Now that the balance of power has shifted, Cedd demands to know the way out, and the Dragon indicates a passage opening before warning that it might still decide to eat him (though Endrien is of the menu). In a moment of sloppy gamebook design, the text has Cedd reflect on the best way to use a potion he doesn't have and hasn't seen. Okay, I should have let him break into those tombs. But would it have killed the Seer to drop a hint about needing to rob the undisturbed dead?

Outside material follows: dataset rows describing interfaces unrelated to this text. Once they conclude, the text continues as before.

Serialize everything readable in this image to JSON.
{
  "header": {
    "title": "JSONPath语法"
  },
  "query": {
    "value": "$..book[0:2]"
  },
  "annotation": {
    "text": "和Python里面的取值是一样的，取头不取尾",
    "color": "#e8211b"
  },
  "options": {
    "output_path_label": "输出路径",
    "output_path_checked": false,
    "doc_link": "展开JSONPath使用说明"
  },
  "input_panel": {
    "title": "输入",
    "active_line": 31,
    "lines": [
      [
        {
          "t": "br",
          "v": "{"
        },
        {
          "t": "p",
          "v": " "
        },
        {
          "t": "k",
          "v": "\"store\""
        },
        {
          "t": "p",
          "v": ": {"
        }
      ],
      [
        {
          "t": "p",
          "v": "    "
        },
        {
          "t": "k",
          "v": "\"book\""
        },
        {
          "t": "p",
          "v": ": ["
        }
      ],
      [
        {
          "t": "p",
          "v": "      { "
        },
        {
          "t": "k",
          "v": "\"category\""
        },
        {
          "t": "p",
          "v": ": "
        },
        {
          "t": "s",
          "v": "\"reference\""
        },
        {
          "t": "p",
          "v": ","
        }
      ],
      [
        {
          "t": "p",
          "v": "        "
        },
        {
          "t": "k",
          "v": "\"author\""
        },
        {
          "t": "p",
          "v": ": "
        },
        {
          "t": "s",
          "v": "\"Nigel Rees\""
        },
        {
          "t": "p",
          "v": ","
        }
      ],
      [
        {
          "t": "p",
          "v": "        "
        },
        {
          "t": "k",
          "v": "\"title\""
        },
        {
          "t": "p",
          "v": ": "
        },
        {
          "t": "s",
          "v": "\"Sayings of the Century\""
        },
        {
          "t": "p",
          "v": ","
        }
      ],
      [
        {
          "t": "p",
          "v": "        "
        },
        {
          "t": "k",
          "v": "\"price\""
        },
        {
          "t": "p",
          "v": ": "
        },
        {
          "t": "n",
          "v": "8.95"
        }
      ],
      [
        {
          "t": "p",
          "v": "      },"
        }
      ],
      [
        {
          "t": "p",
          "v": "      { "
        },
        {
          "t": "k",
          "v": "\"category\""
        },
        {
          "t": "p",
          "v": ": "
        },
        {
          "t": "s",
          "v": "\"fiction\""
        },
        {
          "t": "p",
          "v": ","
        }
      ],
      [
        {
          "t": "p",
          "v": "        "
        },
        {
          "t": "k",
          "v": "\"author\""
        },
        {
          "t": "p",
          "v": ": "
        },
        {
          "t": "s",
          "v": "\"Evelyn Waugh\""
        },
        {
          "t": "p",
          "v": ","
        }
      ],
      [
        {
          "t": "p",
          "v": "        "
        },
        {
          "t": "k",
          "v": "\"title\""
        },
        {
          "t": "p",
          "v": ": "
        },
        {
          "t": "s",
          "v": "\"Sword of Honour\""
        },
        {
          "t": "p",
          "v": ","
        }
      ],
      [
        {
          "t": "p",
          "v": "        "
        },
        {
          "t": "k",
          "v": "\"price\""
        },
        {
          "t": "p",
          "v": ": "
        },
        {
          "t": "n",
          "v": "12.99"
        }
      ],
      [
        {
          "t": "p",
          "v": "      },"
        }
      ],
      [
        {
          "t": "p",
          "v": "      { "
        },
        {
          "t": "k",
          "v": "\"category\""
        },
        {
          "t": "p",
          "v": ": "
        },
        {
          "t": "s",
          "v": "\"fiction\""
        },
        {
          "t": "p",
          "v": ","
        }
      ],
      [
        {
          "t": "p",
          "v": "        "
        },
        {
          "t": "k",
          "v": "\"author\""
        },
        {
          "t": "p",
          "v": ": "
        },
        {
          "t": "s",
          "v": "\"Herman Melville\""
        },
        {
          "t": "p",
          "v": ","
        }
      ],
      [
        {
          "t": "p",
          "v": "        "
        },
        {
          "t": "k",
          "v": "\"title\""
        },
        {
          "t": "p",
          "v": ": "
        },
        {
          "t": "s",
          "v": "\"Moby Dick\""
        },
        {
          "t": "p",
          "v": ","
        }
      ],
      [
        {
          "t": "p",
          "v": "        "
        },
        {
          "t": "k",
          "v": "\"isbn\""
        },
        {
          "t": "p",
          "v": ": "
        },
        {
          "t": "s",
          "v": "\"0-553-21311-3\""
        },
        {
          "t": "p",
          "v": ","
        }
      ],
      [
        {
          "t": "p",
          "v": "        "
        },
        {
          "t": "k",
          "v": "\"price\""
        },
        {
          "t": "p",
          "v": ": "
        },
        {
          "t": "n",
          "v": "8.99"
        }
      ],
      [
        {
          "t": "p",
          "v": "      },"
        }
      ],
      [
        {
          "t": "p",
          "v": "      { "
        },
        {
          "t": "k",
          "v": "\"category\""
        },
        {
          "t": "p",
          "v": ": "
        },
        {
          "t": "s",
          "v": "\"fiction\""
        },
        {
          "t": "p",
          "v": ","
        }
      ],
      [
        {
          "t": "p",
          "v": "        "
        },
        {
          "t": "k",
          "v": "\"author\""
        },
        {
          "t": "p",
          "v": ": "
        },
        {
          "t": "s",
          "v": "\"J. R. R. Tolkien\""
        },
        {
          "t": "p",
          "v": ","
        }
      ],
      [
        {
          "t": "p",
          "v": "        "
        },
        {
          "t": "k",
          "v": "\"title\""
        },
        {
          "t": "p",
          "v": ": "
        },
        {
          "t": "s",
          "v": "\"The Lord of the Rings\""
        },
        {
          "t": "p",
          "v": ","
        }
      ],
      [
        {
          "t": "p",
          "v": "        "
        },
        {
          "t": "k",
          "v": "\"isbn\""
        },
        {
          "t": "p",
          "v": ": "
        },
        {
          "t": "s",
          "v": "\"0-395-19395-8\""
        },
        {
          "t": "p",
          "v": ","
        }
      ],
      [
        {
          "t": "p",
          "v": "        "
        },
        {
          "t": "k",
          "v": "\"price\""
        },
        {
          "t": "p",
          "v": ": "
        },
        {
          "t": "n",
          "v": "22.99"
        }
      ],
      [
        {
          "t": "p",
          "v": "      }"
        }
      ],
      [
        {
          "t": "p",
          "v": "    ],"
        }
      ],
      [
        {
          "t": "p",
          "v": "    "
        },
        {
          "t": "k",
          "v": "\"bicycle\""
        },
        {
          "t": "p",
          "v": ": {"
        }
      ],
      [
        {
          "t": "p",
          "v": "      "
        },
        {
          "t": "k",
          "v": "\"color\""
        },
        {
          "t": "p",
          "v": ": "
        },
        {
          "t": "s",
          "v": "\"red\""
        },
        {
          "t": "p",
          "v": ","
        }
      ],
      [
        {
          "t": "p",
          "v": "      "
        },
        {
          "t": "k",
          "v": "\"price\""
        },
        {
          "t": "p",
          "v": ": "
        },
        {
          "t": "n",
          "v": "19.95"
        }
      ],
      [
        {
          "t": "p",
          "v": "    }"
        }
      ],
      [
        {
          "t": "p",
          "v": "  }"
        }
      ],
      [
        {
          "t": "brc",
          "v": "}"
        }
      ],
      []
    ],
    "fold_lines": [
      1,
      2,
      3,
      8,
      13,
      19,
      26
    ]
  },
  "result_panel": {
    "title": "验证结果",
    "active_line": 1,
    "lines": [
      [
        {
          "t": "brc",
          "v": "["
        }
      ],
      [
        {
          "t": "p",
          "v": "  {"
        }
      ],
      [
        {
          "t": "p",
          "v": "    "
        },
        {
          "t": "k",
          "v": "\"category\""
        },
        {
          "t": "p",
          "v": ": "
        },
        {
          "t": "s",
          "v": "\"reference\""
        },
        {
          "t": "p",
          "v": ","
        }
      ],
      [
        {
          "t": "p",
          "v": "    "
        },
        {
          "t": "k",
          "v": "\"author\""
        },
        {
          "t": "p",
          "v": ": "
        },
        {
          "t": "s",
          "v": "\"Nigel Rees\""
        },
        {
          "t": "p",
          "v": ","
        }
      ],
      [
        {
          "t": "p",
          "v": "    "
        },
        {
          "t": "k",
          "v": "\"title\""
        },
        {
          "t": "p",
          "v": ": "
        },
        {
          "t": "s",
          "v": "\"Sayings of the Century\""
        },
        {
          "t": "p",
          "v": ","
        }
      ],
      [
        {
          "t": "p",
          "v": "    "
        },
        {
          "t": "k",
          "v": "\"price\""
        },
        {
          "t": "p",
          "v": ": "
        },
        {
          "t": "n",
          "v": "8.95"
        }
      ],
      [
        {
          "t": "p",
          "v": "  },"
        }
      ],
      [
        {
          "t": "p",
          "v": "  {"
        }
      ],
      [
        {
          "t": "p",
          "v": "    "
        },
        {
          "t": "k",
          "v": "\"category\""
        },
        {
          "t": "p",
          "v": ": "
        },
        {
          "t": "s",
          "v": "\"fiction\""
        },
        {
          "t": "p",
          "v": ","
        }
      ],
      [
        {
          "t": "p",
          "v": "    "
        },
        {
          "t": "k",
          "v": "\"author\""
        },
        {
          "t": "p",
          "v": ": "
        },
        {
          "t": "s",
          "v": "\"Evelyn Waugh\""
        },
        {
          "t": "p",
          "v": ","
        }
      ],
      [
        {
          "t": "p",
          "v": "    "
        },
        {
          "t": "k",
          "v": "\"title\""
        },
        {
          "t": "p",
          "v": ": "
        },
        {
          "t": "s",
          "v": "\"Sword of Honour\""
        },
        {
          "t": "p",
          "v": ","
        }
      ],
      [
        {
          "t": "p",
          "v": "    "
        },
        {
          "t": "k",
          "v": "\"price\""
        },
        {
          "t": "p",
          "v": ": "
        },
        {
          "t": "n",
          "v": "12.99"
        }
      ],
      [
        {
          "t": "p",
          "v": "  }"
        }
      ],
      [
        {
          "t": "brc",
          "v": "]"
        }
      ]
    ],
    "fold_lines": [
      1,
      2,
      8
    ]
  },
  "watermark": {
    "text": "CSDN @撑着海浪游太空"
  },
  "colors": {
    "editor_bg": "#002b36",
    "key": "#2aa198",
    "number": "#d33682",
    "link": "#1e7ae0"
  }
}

Lacking the potion, Cedd must either attack the Dragon or head for the exit. Attacking looks more suicidal than leaving, so I pick the possibly survivable option. And Cedd somewhat makes up for his recent ineptitude by bluffing that, as a warm-blooded being, he'd only melt the Dragon's innards if it ate him. The Dragon accepts his argument, and bids Cedd and Endrien a friendly farewell.
Mr. Fawcett continues to assume that anyone who's got this far drank that other potion. It seems odd to be arguing that I should have failed the book by now, but if the plot requires that Cedd get the potion, the book ought not to offer such high odds of surviving the Dragon's breath unprotected. At full health, the likelihood of the pre-generated character not being killed by that attack is a fraction under 74%, so Cedd's having lived through it isn't exactly a statistical outlier. While I'm carping about errors, I'll also point out that the magical illumination is now said to be coming from the dagger.
As Cedd and Endrien move further away from the Dragon's cavern, their surroundings become less chilly. As do relations between the two characters, on an unspoken level. After a while, the passage leads to another huge chamber, in which icicles are dropping from the roof. Avoiding being hit on the way through takes another Dexterity roll, and my luck is still holding up. Even with a successful roll, Cedd stumbles at one point, but is pulled to safety by Endrien. He's surprised at her strength, but continues to fail to figure out what's been obvious to me since she first appeared.
A while later, frostbite kicks in (the potion must wear off), and my luck runs out. Despite succeeding at the Constitution roll that determines the severity of the damage sustained, I get the worst possible outcome on the actual damage roll, which is just enough to reduce Cedd's Hit Points to zero. As he expires, he sees a vision of the hideous fates awaiting his human friends and acquaintances, though as every potentially lethal situation from the lizardman attack onwards points to the same generic death section, no indication is given of what the future holds for Endrien.
Not a great gamebook, but not horrible. I must admit to some curiosity as to how certain elements of the plot will pan out. And it would be interesting to find out if anything in the story bears even the slightest resemblance to the events described on the back cover, which appears to be describing a different book altogether.